- _Your objective_
Skip the images and copy each record exactly as written.
═══ Entries provided
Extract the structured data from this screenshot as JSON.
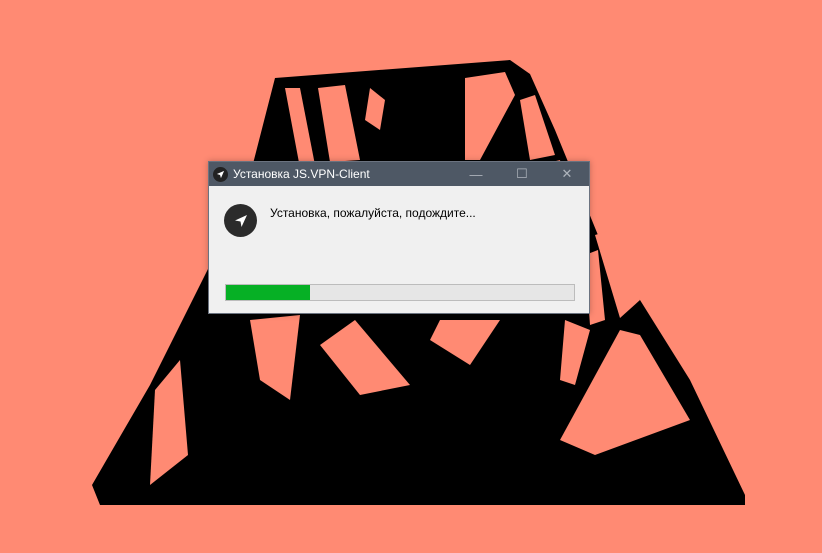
{
  "window": {
    "title": "Установка JS.VPN-Client",
    "controls": {
      "minimize": "—",
      "maximize": "☐",
      "close": "✕"
    }
  },
  "content": {
    "status": "Установка, пожалуйста, подождите...",
    "progress_fraction": 0.24
  },
  "icons": {
    "title": "navigation-arrow-icon",
    "app": "navigation-arrow-icon"
  },
  "colors": {
    "desktop_background": "#ff8a73",
    "titlebar": "#4e5865",
    "progress_fill": "#06b025"
  }
}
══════
- _Solution for this task_
Extract the structured data from this screenshot as JSON.
{
  "window": {
    "title": "Установка JS.VPN-Client",
    "controls": {
      "minimize": "—",
      "maximize": "☐",
      "close": "✕"
    }
  },
  "content": {
    "status": "Установка, пожалуйста, подождите...",
    "progress_fraction": 0.24
  },
  "icons": {
    "title": "navigation-arrow-icon",
    "app": "navigation-arrow-icon"
  },
  "colors": {
    "desktop_background": "#ff8a73",
    "titlebar": "#4e5865",
    "progress_fill": "#06b025"
  }
}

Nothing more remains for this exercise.